──────── Given data
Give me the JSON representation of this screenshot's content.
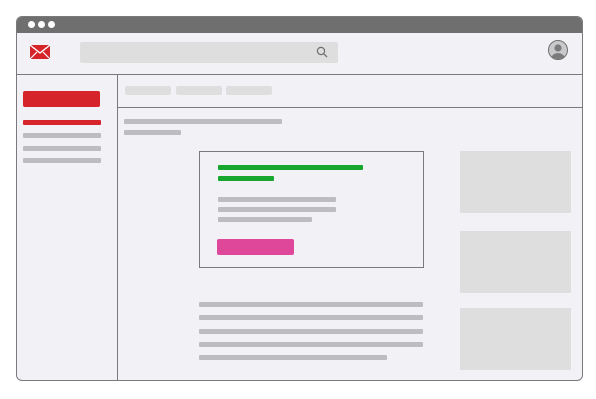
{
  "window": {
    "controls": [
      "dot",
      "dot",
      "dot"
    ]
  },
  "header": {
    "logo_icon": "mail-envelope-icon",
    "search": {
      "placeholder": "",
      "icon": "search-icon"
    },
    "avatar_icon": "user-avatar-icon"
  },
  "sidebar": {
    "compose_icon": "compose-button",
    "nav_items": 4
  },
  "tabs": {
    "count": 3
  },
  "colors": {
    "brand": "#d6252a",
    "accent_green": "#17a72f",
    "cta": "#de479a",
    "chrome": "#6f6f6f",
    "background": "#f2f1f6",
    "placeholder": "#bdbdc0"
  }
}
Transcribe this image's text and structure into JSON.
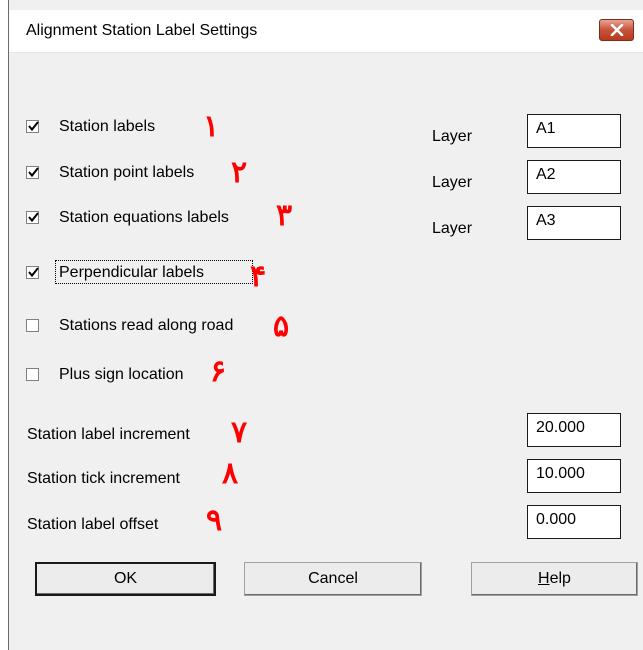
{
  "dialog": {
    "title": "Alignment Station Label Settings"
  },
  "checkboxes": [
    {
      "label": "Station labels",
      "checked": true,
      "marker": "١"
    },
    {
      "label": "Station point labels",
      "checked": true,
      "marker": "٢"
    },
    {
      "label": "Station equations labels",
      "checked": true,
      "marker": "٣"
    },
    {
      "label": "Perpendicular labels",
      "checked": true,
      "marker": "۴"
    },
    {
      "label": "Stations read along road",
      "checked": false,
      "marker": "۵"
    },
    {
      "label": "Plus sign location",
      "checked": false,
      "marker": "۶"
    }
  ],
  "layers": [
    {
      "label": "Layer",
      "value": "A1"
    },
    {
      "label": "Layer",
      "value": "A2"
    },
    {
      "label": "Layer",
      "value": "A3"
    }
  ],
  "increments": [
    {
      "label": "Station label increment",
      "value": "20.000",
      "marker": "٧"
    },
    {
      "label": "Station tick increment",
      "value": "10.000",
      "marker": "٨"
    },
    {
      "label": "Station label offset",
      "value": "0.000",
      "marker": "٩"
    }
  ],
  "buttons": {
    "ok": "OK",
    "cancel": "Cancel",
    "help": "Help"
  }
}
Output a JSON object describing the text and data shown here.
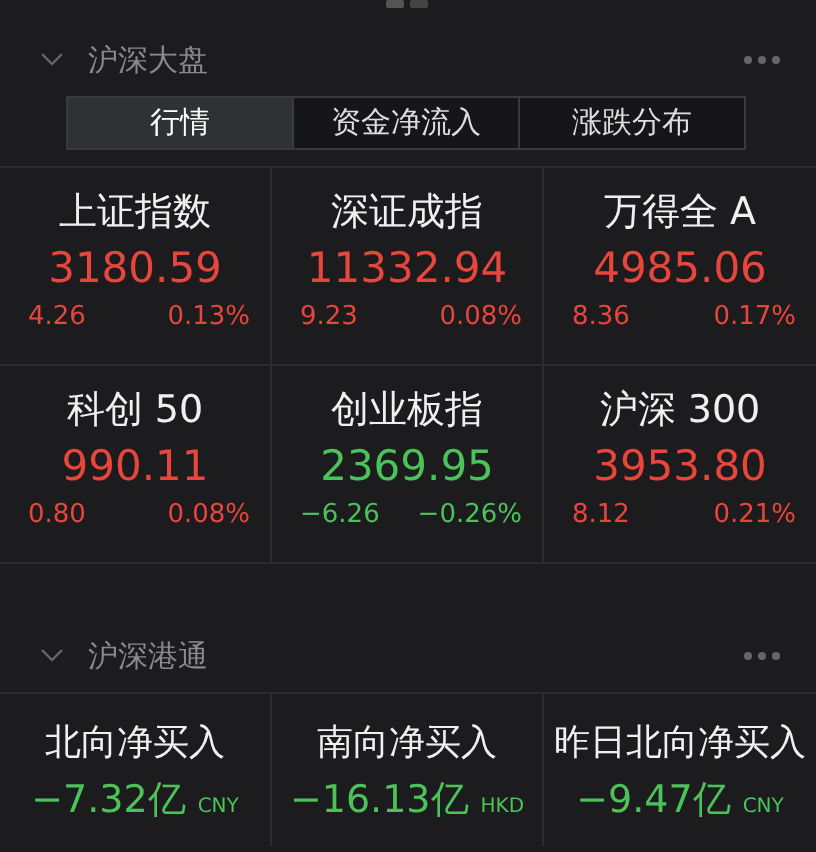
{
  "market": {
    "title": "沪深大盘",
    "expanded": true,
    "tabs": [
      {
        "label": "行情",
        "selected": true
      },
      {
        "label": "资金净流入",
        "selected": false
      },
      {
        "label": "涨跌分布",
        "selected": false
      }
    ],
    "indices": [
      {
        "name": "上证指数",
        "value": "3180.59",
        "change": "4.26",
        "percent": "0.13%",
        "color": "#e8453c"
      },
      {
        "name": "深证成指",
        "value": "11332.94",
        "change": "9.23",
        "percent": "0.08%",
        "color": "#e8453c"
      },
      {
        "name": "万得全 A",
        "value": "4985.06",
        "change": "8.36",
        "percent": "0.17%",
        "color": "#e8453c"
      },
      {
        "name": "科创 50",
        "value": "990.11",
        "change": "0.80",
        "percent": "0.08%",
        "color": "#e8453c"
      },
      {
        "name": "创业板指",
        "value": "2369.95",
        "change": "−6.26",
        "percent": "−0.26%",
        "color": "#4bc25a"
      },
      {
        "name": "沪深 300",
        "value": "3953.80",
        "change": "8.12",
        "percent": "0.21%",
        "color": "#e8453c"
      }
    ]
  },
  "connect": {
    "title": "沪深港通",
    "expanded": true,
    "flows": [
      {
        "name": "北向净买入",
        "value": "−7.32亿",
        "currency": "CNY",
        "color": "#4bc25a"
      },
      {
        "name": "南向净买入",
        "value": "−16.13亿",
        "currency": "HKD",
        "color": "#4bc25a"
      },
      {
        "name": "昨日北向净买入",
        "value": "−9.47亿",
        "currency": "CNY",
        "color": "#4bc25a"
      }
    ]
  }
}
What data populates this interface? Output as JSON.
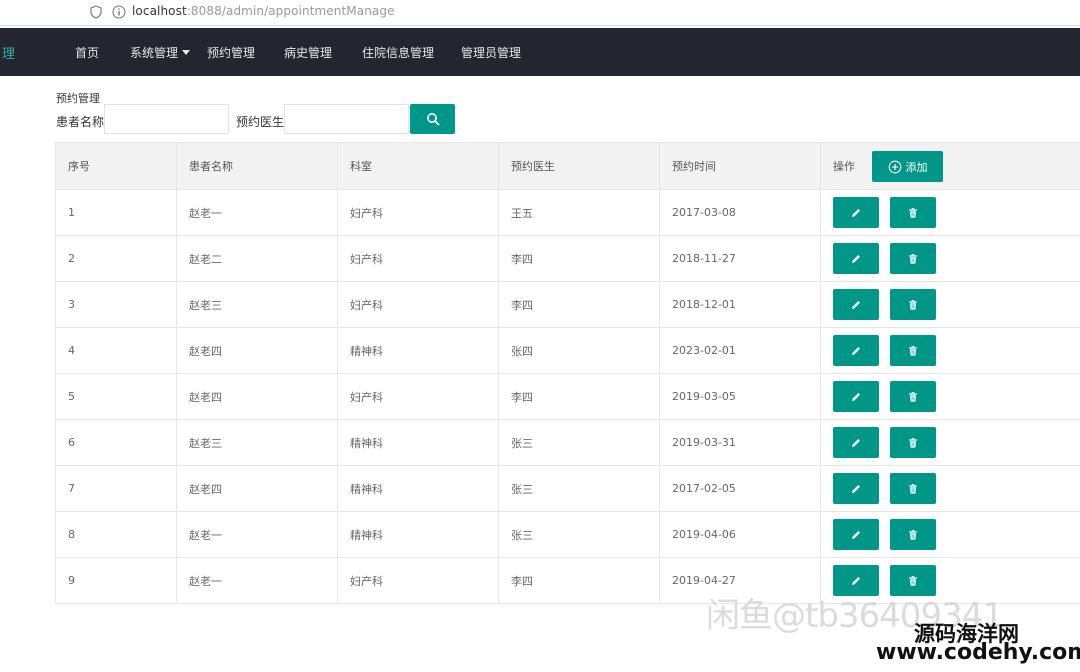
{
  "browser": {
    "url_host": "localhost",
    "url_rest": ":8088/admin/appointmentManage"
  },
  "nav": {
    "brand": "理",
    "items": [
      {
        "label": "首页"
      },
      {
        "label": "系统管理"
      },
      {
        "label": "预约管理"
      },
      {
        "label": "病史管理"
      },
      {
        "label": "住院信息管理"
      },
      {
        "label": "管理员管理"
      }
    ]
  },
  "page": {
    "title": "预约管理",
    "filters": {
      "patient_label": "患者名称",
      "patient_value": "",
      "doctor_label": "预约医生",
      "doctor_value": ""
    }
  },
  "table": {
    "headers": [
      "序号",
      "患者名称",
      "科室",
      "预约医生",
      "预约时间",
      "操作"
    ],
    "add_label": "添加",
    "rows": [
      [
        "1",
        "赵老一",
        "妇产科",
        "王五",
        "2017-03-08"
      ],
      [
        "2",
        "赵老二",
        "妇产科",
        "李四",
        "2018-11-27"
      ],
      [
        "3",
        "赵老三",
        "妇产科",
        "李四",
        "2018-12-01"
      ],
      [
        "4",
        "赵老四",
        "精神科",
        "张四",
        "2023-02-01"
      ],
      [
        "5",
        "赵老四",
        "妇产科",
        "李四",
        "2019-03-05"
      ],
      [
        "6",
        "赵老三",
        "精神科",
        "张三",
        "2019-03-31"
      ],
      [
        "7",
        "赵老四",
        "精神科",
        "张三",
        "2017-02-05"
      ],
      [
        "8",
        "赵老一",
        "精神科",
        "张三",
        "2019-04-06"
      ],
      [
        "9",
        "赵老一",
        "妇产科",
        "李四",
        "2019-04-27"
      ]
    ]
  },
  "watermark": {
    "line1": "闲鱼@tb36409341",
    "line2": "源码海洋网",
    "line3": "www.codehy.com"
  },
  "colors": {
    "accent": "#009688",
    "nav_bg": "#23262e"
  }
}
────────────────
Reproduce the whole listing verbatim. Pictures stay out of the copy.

> _Result of the exercise_:
Give me the JSON representation of this screenshot's content.
{
  "window": {
    "controls": [
      "dot",
      "dot",
      "dot"
    ]
  },
  "header": {
    "logo_icon": "mail-envelope-icon",
    "search": {
      "placeholder": "",
      "icon": "search-icon"
    },
    "avatar_icon": "user-avatar-icon"
  },
  "sidebar": {
    "compose_icon": "compose-button",
    "nav_items": 4
  },
  "tabs": {
    "count": 3
  },
  "colors": {
    "brand": "#d6252a",
    "accent_green": "#17a72f",
    "cta": "#de479a",
    "chrome": "#6f6f6f",
    "background": "#f2f1f6",
    "placeholder": "#bdbdc0"
  }
}
Transcribe this image's text and structure into JSON.
{
  "dialog": {
    "title": "Alignment Station Label Settings"
  },
  "checkboxes": [
    {
      "label": "Station labels",
      "checked": true,
      "marker": "١"
    },
    {
      "label": "Station point labels",
      "checked": true,
      "marker": "٢"
    },
    {
      "label": "Station equations labels",
      "checked": true,
      "marker": "٣"
    },
    {
      "label": "Perpendicular labels",
      "checked": true,
      "marker": "۴"
    },
    {
      "label": "Stations read along road",
      "checked": false,
      "marker": "۵"
    },
    {
      "label": "Plus sign location",
      "checked": false,
      "marker": "۶"
    }
  ],
  "layers": [
    {
      "label": "Layer",
      "value": "A1"
    },
    {
      "label": "Layer",
      "value": "A2"
    },
    {
      "label": "Layer",
      "value": "A3"
    }
  ],
  "increments": [
    {
      "label": "Station label increment",
      "value": "20.000",
      "marker": "٧"
    },
    {
      "label": "Station tick increment",
      "value": "10.000",
      "marker": "٨"
    },
    {
      "label": "Station label offset",
      "value": "0.000",
      "marker": "٩"
    }
  ],
  "buttons": {
    "ok": "OK",
    "cancel": "Cancel",
    "help": "Help"
  }
}
Output a JSON object describing the text and data shown here.
{
  "market": {
    "title": "沪深大盘",
    "expanded": true,
    "tabs": [
      {
        "label": "行情",
        "selected": true
      },
      {
        "label": "资金净流入",
        "selected": false
      },
      {
        "label": "涨跌分布",
        "selected": false
      }
    ],
    "indices": [
      {
        "name": "上证指数",
        "value": "3180.59",
        "change": "4.26",
        "percent": "0.13%",
        "color": "#e8453c"
      },
      {
        "name": "深证成指",
        "value": "11332.94",
        "change": "9.23",
        "percent": "0.08%",
        "color": "#e8453c"
      },
      {
        "name": "万得全 A",
        "value": "4985.06",
        "change": "8.36",
        "percent": "0.17%",
        "color": "#e8453c"
      },
      {
        "name": "科创 50",
        "value": "990.11",
        "change": "0.80",
        "percent": "0.08%",
        "color": "#e8453c"
      },
      {
        "name": "创业板指",
        "value": "2369.95",
        "change": "−6.26",
        "percent": "−0.26%",
        "color": "#4bc25a"
      },
      {
        "name": "沪深 300",
        "value": "3953.80",
        "change": "8.12",
        "percent": "0.21%",
        "color": "#e8453c"
      }
    ]
  },
  "connect": {
    "title": "沪深港通",
    "expanded": true,
    "flows": [
      {
        "name": "北向净买入",
        "value": "−7.32亿",
        "currency": "CNY",
        "color": "#4bc25a"
      },
      {
        "name": "南向净买入",
        "value": "−16.13亿",
        "currency": "HKD",
        "color": "#4bc25a"
      },
      {
        "name": "昨日北向净买入",
        "value": "−9.47亿",
        "currency": "CNY",
        "color": "#4bc25a"
      }
    ]
  }
}
What data populates this interface? Output as JSON.
{
  "browser": {
    "url_host": "localhost",
    "url_rest": ":8088/admin/appointmentManage"
  },
  "nav": {
    "brand": "理",
    "items": [
      {
        "label": "首页"
      },
      {
        "label": "系统管理"
      },
      {
        "label": "预约管理"
      },
      {
        "label": "病史管理"
      },
      {
        "label": "住院信息管理"
      },
      {
        "label": "管理员管理"
      }
    ]
  },
  "page": {
    "title": "预约管理",
    "filters": {
      "patient_label": "患者名称",
      "patient_value": "",
      "doctor_label": "预约医生",
      "doctor_value": ""
    }
  },
  "table": {
    "headers": [
      "序号",
      "患者名称",
      "科室",
      "预约医生",
      "预约时间",
      "操作"
    ],
    "add_label": "添加",
    "rows": [
      [
        "1",
        "赵老一",
        "妇产科",
        "王五",
        "2017-03-08"
      ],
      [
        "2",
        "赵老二",
        "妇产科",
        "李四",
        "2018-11-27"
      ],
      [
        "3",
        "赵老三",
        "妇产科",
        "李四",
        "2018-12-01"
      ],
      [
        "4",
        "赵老四",
        "精神科",
        "张四",
        "2023-02-01"
      ],
      [
        "5",
        "赵老四",
        "妇产科",
        "李四",
        "2019-03-05"
      ],
      [
        "6",
        "赵老三",
        "精神科",
        "张三",
        "2019-03-31"
      ],
      [
        "7",
        "赵老四",
        "精神科",
        "张三",
        "2017-02-05"
      ],
      [
        "8",
        "赵老一",
        "精神科",
        "张三",
        "2019-04-06"
      ],
      [
        "9",
        "赵老一",
        "妇产科",
        "李四",
        "2019-04-27"
      ]
    ]
  },
  "watermark": {
    "line1": "闲鱼@tb36409341",
    "line2": "源码海洋网",
    "line3": "www.codehy.com"
  },
  "colors": {
    "accent": "#009688",
    "nav_bg": "#23262e"
  }
}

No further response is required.